Columbia School Board candidates discussed the district’s policies on recording and issues around inclusivity in special education at a candidate forum Thursday night.
The forum was held by the Columbia Special Education Parent Teacher Association, which works to support students in the district with special needs. The forum was moderated by SEPTA members Michelle and Andy Ribaudo. Michelle Ribaudo is a former Columbia SEPTA president and founder of the group.
There are five candidates vying for two open seats. Candidates Lucas Neal, Aron Saylor, Katherine Sasser, Jeanne Snodgrass and incumbent Teresa Maledy.
Michelle Ribaudo asked where the candidates stood on the district’s policy about recording Individualized Education Program meetings.
According to the district’s website, the current policy prohibits the use of audio, visual and other recording devices at meetings among district employees and between district employees and guardians. However, parents, guardians and 18-year-old students are permitted to request an exception.
Snodgrass said there is a "huge value to parents being able to record in IEP meetings," given the length, complexity and emotional charge of these meetings. Neal agreed that these meetings can be "intimidating and overwhelming" and that the district should make it as easy as possible for parents to understand what is discussed in IEP meetings. Saylor agreed that parents should be able to record meetings, saying that, if this were to come to a vote, "it would be a yes" from him.
Sasser and Maledy said it is important to consider the interests of all parties involved, including the teachers who have legal concerns that recordings from meetings could be used against them. Both said that proper training for staff is an important part of this discussion to ensure that families are supported and staff are well equipped.
All five candidates stressed the importance of inclusion and equity regarding special education in the district.
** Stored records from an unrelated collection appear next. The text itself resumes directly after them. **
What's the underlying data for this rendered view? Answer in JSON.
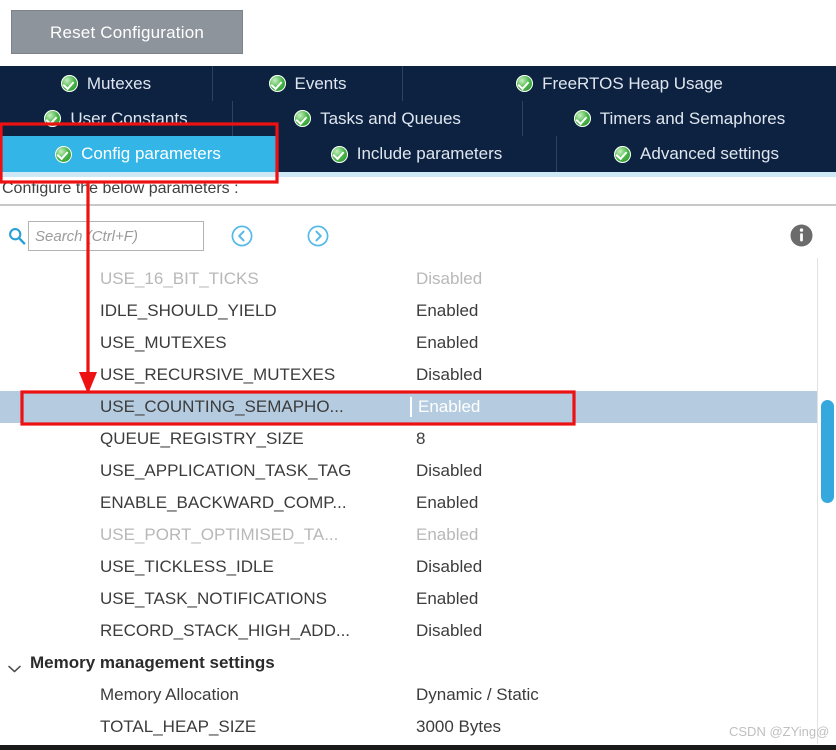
{
  "toolbar": {
    "reset_label": "Reset Configuration"
  },
  "tabs": {
    "row1": [
      {
        "label": "Mutexes",
        "icon": "check-circle-icon",
        "active": false
      },
      {
        "label": "Events",
        "icon": "check-circle-icon",
        "active": false
      },
      {
        "label": "FreeRTOS Heap Usage",
        "icon": "check-circle-icon",
        "active": false
      }
    ],
    "row2": [
      {
        "label": "User Constants",
        "icon": "check-circle-icon",
        "active": false
      },
      {
        "label": "Tasks and Queues",
        "icon": "check-circle-icon",
        "active": false
      },
      {
        "label": "Timers and Semaphores",
        "icon": "check-circle-icon",
        "active": false
      }
    ],
    "row3": [
      {
        "label": "Config parameters",
        "icon": "check-circle-icon",
        "active": true
      },
      {
        "label": "Include parameters",
        "icon": "check-circle-icon",
        "active": false
      },
      {
        "label": "Advanced settings",
        "icon": "check-circle-icon",
        "active": false
      }
    ]
  },
  "content": {
    "configure_label": "Configure the below parameters :"
  },
  "search": {
    "placeholder": "Search (Ctrl+F)",
    "value": "",
    "icon": "search-icon",
    "prev_icon": "circle-chevron-left-icon",
    "next_icon": "circle-chevron-right-icon",
    "info_icon": "info-icon"
  },
  "parameters": [
    {
      "name": "USE_16_BIT_TICKS",
      "value": "Disabled",
      "disabled": true,
      "selected": false
    },
    {
      "name": "IDLE_SHOULD_YIELD",
      "value": "Enabled",
      "disabled": false,
      "selected": false
    },
    {
      "name": "USE_MUTEXES",
      "value": "Enabled",
      "disabled": false,
      "selected": false
    },
    {
      "name": "USE_RECURSIVE_MUTEXES",
      "value": "Disabled",
      "disabled": false,
      "selected": false
    },
    {
      "name": "USE_COUNTING_SEMAPHO...",
      "value": "Enabled",
      "disabled": false,
      "selected": true
    },
    {
      "name": "QUEUE_REGISTRY_SIZE",
      "value": "8",
      "disabled": false,
      "selected": false
    },
    {
      "name": "USE_APPLICATION_TASK_TAG",
      "value": "Disabled",
      "disabled": false,
      "selected": false
    },
    {
      "name": "ENABLE_BACKWARD_COMP...",
      "value": "Enabled",
      "disabled": false,
      "selected": false
    },
    {
      "name": "USE_PORT_OPTIMISED_TA...",
      "value": "Enabled",
      "disabled": true,
      "selected": false
    },
    {
      "name": "USE_TICKLESS_IDLE",
      "value": "Disabled",
      "disabled": false,
      "selected": false
    },
    {
      "name": "USE_TASK_NOTIFICATIONS",
      "value": "Enabled",
      "disabled": false,
      "selected": false
    },
    {
      "name": "RECORD_STACK_HIGH_ADD...",
      "value": "Disabled",
      "disabled": false,
      "selected": false
    }
  ],
  "memory_group": {
    "label": "Memory management settings",
    "chevron_icon": "chevron-down-icon",
    "expanded": true,
    "rows": [
      {
        "name": "Memory Allocation",
        "value": "Dynamic / Static"
      },
      {
        "name": "TOTAL_HEAP_SIZE",
        "value": "3000 Bytes"
      }
    ]
  },
  "scrollbar": {
    "orientation": "vertical",
    "thumb_color": "#35a8de"
  },
  "watermark": {
    "text": "CSDN @ZYing@"
  },
  "annotation": {
    "color": "#ee1111",
    "description": "red box around Config parameters tab with arrow pointing to USE_COUNTING_SEMAPHO... row, and red box around that row"
  },
  "colors": {
    "tab_bar_bg": "#0d2240",
    "tab_active_bg": "#33b5e8",
    "row_selected_bg": "#b5cbe0",
    "reset_button_bg": "#8e949c",
    "annotation_red": "#ee1111"
  }
}
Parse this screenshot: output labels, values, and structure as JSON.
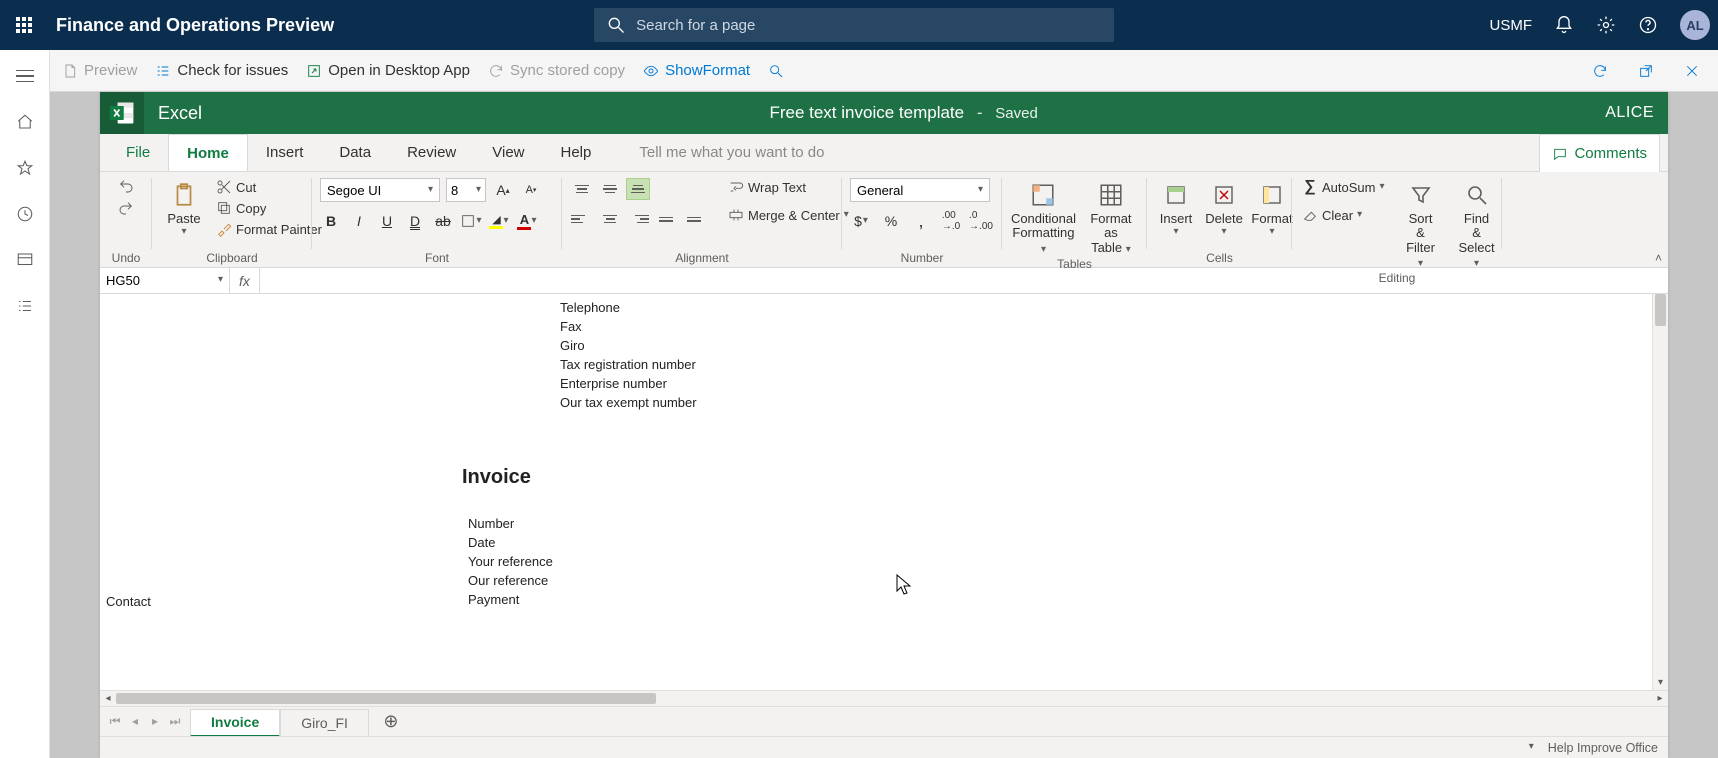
{
  "topnav": {
    "title": "Finance and Operations Preview",
    "search_placeholder": "Search for a page",
    "entity": "USMF",
    "avatar": "AL"
  },
  "sectoolbar": {
    "preview": "Preview",
    "check": "Check for issues",
    "openDesktop": "Open in Desktop App",
    "sync": "Sync stored copy",
    "showFormat": "ShowFormat"
  },
  "excel": {
    "appname": "Excel",
    "docname": "Free text invoice template",
    "dash": "-",
    "saved": "Saved",
    "user": "ALICE"
  },
  "tabs": {
    "file": "File",
    "home": "Home",
    "insert": "Insert",
    "data": "Data",
    "review": "Review",
    "view": "View",
    "help": "Help",
    "tellme": "Tell me what you want to do",
    "comments": "Comments"
  },
  "ribbon": {
    "undo": "Undo",
    "paste": "Paste",
    "cut": "Cut",
    "copy": "Copy",
    "formatPainter": "Format Painter",
    "clipboard": "Clipboard",
    "fontName": "Segoe UI",
    "fontSize": "8",
    "font": "Font",
    "wrap": "Wrap Text",
    "merge": "Merge & Center",
    "alignment": "Alignment",
    "numfmt": "General",
    "number": "Number",
    "condFmt1": "Conditional",
    "condFmt2": "Formatting",
    "asTable1": "Format",
    "asTable2": "as Table",
    "tables": "Tables",
    "insertc": "Insert",
    "deletec": "Delete",
    "formatc": "Format",
    "cells": "Cells",
    "autosum": "AutoSum",
    "clear": "Clear",
    "sort1": "Sort &",
    "sort2": "Filter",
    "find1": "Find &",
    "find2": "Select",
    "editing": "Editing"
  },
  "namebox": "HG50",
  "sheet": {
    "telephone": "Telephone",
    "fax": "Fax",
    "giro": "Giro",
    "taxreg": "Tax registration number",
    "enterprise": "Enterprise number",
    "taxexempt": "Our tax exempt number",
    "invoice": "Invoice",
    "number": "Number",
    "date": "Date",
    "yourref": "Your reference",
    "ourref": "Our reference",
    "payment": "Payment",
    "contact": "Contact"
  },
  "sheettabs": {
    "invoice": "Invoice",
    "giro": "Giro_FI"
  },
  "status": {
    "help": "Help Improve Office"
  }
}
Sasser referenced how school building design often decentralizes special education students by isolating them in a separate building.
Maledy said inclusion has always been important to the district and the issue of special education students feeling left out is not a systemic problem in Columbia Public Schools. She said these instances need to be taken up at the building administration level.
Saylor, referencing his own education experience as a student in a smaller public school district, said the district should integrate all students into a single classroom. He said that schools are a training ground for the real world and that "sectioning students off" is not good because it's not how society works.
Snodgrass and Neal emphasized the importance of an individualized approach to special education in the district. Snodgrass said it's important to listen to and respect the decision of families who would want their child to receive a separate education experience because of their specific needs. Neal cautioned against putting students in convenient categories for the sake of efficiency and instead advocated for an individualized approach for students' unique needs.
Michelle Ribaudo asked about the possibility of providing childcare at board meetings, including specific provisions like a sensory room for children with special needs, as a further avenue to promote inclusivity and accessibility.
Neal said providing childcare at meetings is "worth exploring" as the board should take every opportunity to remove obstacles preventing parents from engaging in this space. Maledy noted the variety of existing ways in which parents can communicate with the board other than attending meetings.
Sasser and Snodgrass said that allowing students to be present at the meeting would have a positive change on the culture surrounding board meetings.
"I love the idea of letting more people in and changing the nature of the space to make more people think they belong there," Sasser said.